Print each entry precisely; exclude the pictures.

[Records for this task — start]

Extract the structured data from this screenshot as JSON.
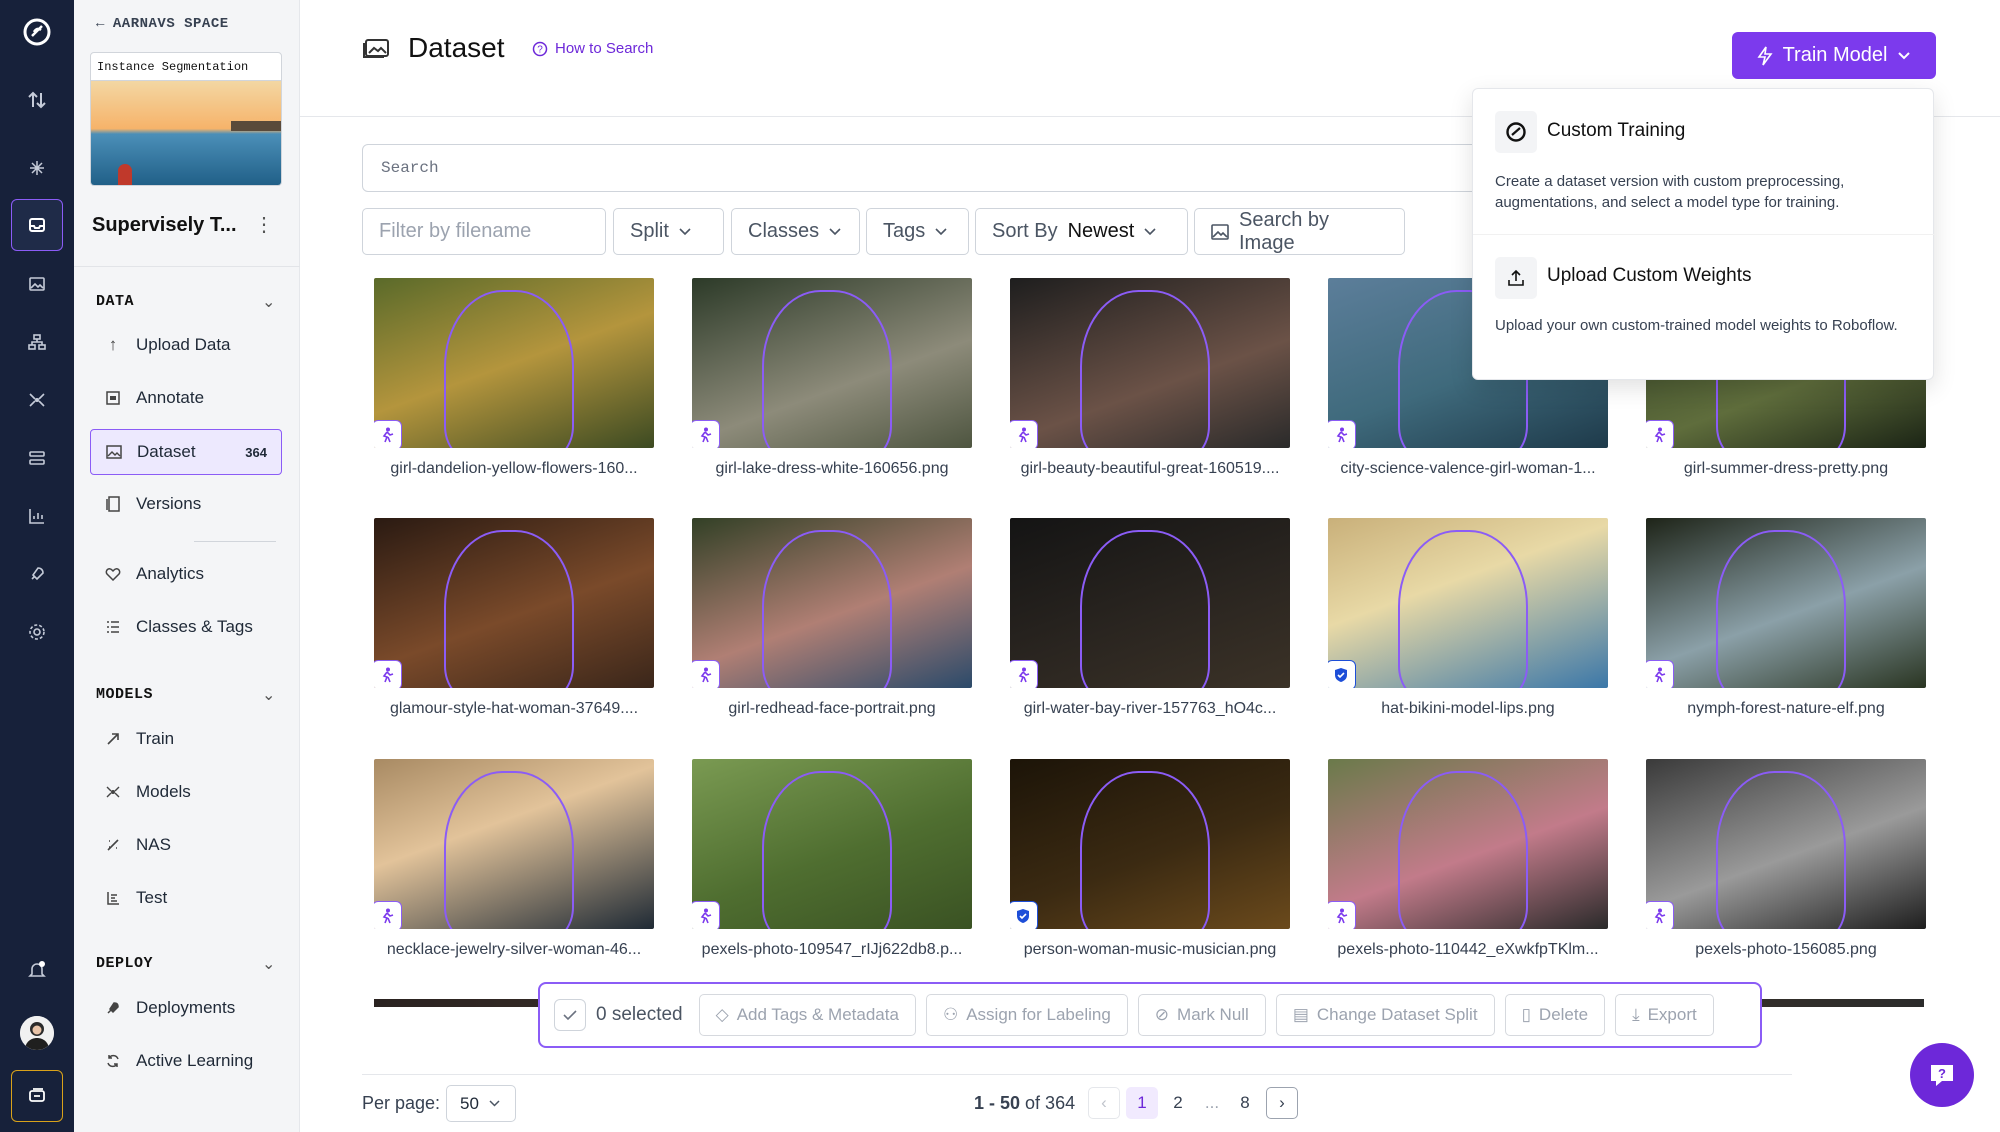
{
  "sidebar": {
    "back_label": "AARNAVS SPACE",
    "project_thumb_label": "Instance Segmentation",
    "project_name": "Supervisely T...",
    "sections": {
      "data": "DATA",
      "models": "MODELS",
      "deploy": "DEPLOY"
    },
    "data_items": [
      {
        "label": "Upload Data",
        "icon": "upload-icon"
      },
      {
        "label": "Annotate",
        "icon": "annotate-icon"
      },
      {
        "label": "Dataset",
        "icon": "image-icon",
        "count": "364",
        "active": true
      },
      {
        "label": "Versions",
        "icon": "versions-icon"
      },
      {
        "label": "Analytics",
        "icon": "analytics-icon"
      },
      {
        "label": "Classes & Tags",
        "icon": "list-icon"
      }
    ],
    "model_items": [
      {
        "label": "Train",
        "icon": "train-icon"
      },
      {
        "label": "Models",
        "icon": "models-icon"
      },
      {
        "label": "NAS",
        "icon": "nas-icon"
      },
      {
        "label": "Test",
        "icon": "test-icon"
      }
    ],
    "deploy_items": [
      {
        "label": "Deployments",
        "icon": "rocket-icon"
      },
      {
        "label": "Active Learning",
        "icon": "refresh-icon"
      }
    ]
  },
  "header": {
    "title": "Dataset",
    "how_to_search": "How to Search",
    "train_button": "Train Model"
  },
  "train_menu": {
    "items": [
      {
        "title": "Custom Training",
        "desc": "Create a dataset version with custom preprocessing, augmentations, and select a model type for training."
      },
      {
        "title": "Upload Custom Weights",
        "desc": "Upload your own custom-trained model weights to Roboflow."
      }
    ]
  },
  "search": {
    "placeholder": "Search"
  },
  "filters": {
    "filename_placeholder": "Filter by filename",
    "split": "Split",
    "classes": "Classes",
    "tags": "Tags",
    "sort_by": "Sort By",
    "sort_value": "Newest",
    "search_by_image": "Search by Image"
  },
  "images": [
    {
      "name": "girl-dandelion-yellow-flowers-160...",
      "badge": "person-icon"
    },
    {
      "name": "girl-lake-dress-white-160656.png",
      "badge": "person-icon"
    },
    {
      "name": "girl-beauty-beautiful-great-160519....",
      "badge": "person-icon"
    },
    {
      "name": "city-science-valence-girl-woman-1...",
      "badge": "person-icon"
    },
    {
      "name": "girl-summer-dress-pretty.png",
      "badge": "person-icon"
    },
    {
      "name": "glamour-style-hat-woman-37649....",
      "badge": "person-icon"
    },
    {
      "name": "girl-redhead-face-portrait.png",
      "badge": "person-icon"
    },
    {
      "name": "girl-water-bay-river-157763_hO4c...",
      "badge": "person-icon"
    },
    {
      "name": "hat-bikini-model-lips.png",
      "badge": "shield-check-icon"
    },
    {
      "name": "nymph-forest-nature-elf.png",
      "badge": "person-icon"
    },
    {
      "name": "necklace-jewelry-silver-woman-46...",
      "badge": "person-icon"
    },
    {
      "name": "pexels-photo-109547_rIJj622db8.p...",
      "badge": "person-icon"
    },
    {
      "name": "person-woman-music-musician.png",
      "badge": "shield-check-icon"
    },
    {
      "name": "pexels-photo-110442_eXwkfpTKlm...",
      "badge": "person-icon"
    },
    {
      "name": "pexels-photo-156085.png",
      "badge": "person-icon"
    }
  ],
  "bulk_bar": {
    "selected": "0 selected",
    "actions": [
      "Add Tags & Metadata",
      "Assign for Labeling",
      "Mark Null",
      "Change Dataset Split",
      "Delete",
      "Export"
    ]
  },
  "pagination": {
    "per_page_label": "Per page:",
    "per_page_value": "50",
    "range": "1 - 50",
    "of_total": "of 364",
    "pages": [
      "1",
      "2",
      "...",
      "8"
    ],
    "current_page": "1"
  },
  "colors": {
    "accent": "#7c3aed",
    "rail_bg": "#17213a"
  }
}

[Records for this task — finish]

Response:
Extract the structured data from this screenshot as JSON.
{
  "sidebar": {
    "back_label": "AARNAVS SPACE",
    "project_thumb_label": "Instance Segmentation",
    "project_name": "Supervisely T...",
    "sections": {
      "data": "DATA",
      "models": "MODELS",
      "deploy": "DEPLOY"
    },
    "data_items": [
      {
        "label": "Upload Data",
        "icon": "upload-icon"
      },
      {
        "label": "Annotate",
        "icon": "annotate-icon"
      },
      {
        "label": "Dataset",
        "icon": "image-icon",
        "count": "364",
        "active": true
      },
      {
        "label": "Versions",
        "icon": "versions-icon"
      },
      {
        "label": "Analytics",
        "icon": "analytics-icon"
      },
      {
        "label": "Classes & Tags",
        "icon": "list-icon"
      }
    ],
    "model_items": [
      {
        "label": "Train",
        "icon": "train-icon"
      },
      {
        "label": "Models",
        "icon": "models-icon"
      },
      {
        "label": "NAS",
        "icon": "nas-icon"
      },
      {
        "label": "Test",
        "icon": "test-icon"
      }
    ],
    "deploy_items": [
      {
        "label": "Deployments",
        "icon": "rocket-icon"
      },
      {
        "label": "Active Learning",
        "icon": "refresh-icon"
      }
    ]
  },
  "header": {
    "title": "Dataset",
    "how_to_search": "How to Search",
    "train_button": "Train Model"
  },
  "train_menu": {
    "items": [
      {
        "title": "Custom Training",
        "desc": "Create a dataset version with custom preprocessing, augmentations, and select a model type for training."
      },
      {
        "title": "Upload Custom Weights",
        "desc": "Upload your own custom-trained model weights to Roboflow."
      }
    ]
  },
  "search": {
    "placeholder": "Search"
  },
  "filters": {
    "filename_placeholder": "Filter by filename",
    "split": "Split",
    "classes": "Classes",
    "tags": "Tags",
    "sort_by": "Sort By",
    "sort_value": "Newest",
    "search_by_image": "Search by Image"
  },
  "images": [
    {
      "name": "girl-dandelion-yellow-flowers-160...",
      "badge": "person-icon"
    },
    {
      "name": "girl-lake-dress-white-160656.png",
      "badge": "person-icon"
    },
    {
      "name": "girl-beauty-beautiful-great-160519....",
      "badge": "person-icon"
    },
    {
      "name": "city-science-valence-girl-woman-1...",
      "badge": "person-icon"
    },
    {
      "name": "girl-summer-dress-pretty.png",
      "badge": "person-icon"
    },
    {
      "name": "glamour-style-hat-woman-37649....",
      "badge": "person-icon"
    },
    {
      "name": "girl-redhead-face-portrait.png",
      "badge": "person-icon"
    },
    {
      "name": "girl-water-bay-river-157763_hO4c...",
      "badge": "person-icon"
    },
    {
      "name": "hat-bikini-model-lips.png",
      "badge": "shield-check-icon"
    },
    {
      "name": "nymph-forest-nature-elf.png",
      "badge": "person-icon"
    },
    {
      "name": "necklace-jewelry-silver-woman-46...",
      "badge": "person-icon"
    },
    {
      "name": "pexels-photo-109547_rIJj622db8.p...",
      "badge": "person-icon"
    },
    {
      "name": "person-woman-music-musician.png",
      "badge": "shield-check-icon"
    },
    {
      "name": "pexels-photo-110442_eXwkfpTKlm...",
      "badge": "person-icon"
    },
    {
      "name": "pexels-photo-156085.png",
      "badge": "person-icon"
    }
  ],
  "bulk_bar": {
    "selected": "0 selected",
    "actions": [
      "Add Tags & Metadata",
      "Assign for Labeling",
      "Mark Null",
      "Change Dataset Split",
      "Delete",
      "Export"
    ]
  },
  "pagination": {
    "per_page_label": "Per page:",
    "per_page_value": "50",
    "range": "1 - 50",
    "of_total": "of 364",
    "pages": [
      "1",
      "2",
      "...",
      "8"
    ],
    "current_page": "1"
  },
  "colors": {
    "accent": "#7c3aed",
    "rail_bg": "#17213a"
  }
}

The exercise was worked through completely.